One of my takeaways from the conversation is the reminder of how critical multiple perspectives are. We discussed how some words have so many different meanings in them – like happiness, truth, justice, and beauty. For me these words are next to meaningless because they mean such different things to different people. Bill is a fan of etymology.
A whole. And parts which are whole in themselves. Multiple perspectives. Being able to hold many perspectives at the same time can feel paradoxical. Like a good zen nugget. Can we see the world from the perspective of a child? A tree? An atom? A brain wave? A diplomat? A starving mother? An entrepreneur? A convict? A farmer? An anthropologist? When we can hold this, we begin to understand the flows of exchange and demand, of gift and grace.
I have a game I play to step into multiple perspectives. I blogged about it here before.
In my coaching practice, when someone is inside something so much that it reduces their resourcefulness, we play a little zooming game. It is often as if we are looking through a microscope at what is before us. And seeing it from across the room or through someone else’s eyes, or from a different timespan or place altogether allows us to detach enough emotionally to find our resourcefulness again. This is about gaining perspective.
Another coaching tool, especially useful for when we have tensions with another person, is to step into different perspectives of the situation. What does it look like if you are in their position? What does it look like to a witness? What does it look like to you when you are in a different state of mind? What does it look like in the future after you a successfully resolve it? What does it look like to your mentor?
Bill shared a lovely story about an artist asking a biologist about viewing a flower. The artist presumes that because the biologist knows the internal workings of the flower, that the biologist can’t see the forest for the trees – can’t see the flower for its parts. The biologist replies, but no… I can both see the beauty of the flower and the beauty of the internal workings of the flower.
Being able to hold multiple perspectives gives us a richness of experience, a resourcefulness in our choicemaking, and a greater peace of mind.
How do you incorporate multiple perspectives into your work and play?
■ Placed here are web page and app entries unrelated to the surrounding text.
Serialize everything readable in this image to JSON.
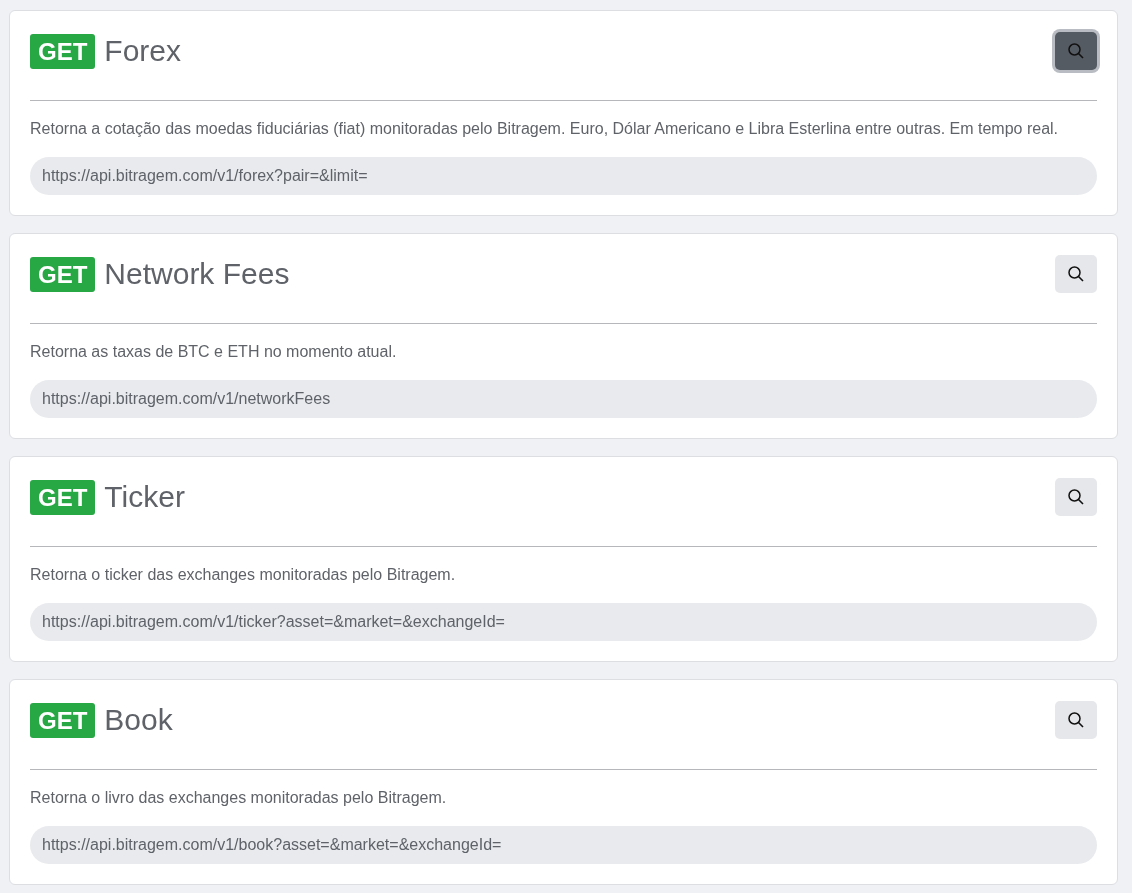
{
  "endpoints": [
    {
      "method": "GET",
      "title": "Forex",
      "focused": true,
      "description": "Retorna a cotação das moedas fiduciárias (fiat) monitoradas pelo Bitragem. Euro, Dólar Americano e Libra Esterlina entre outras. Em tempo real.",
      "url": "https://api.bitragem.com/v1/forex?pair=&limit="
    },
    {
      "method": "GET",
      "title": "Network Fees",
      "focused": false,
      "description": "Retorna as taxas de BTC e ETH no momento atual.",
      "url": "https://api.bitragem.com/v1/networkFees"
    },
    {
      "method": "GET",
      "title": "Ticker",
      "focused": false,
      "description": "Retorna o ticker das exchanges monitoradas pelo Bitragem.",
      "url": "https://api.bitragem.com/v1/ticker?asset=&market=&exchangeId="
    },
    {
      "method": "GET",
      "title": "Book",
      "focused": false,
      "description": "Retorna o livro das exchanges monitoradas pelo Bitragem.",
      "url": "https://api.bitragem.com/v1/book?asset=&market=&exchangeId="
    }
  ]
}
What tools do you use to engage multiple perspectives? What practices do you have around it?
And thank you for sharing your thoughts. It helps me expand my ability to perceive the world through multiple perspectives. Thank you.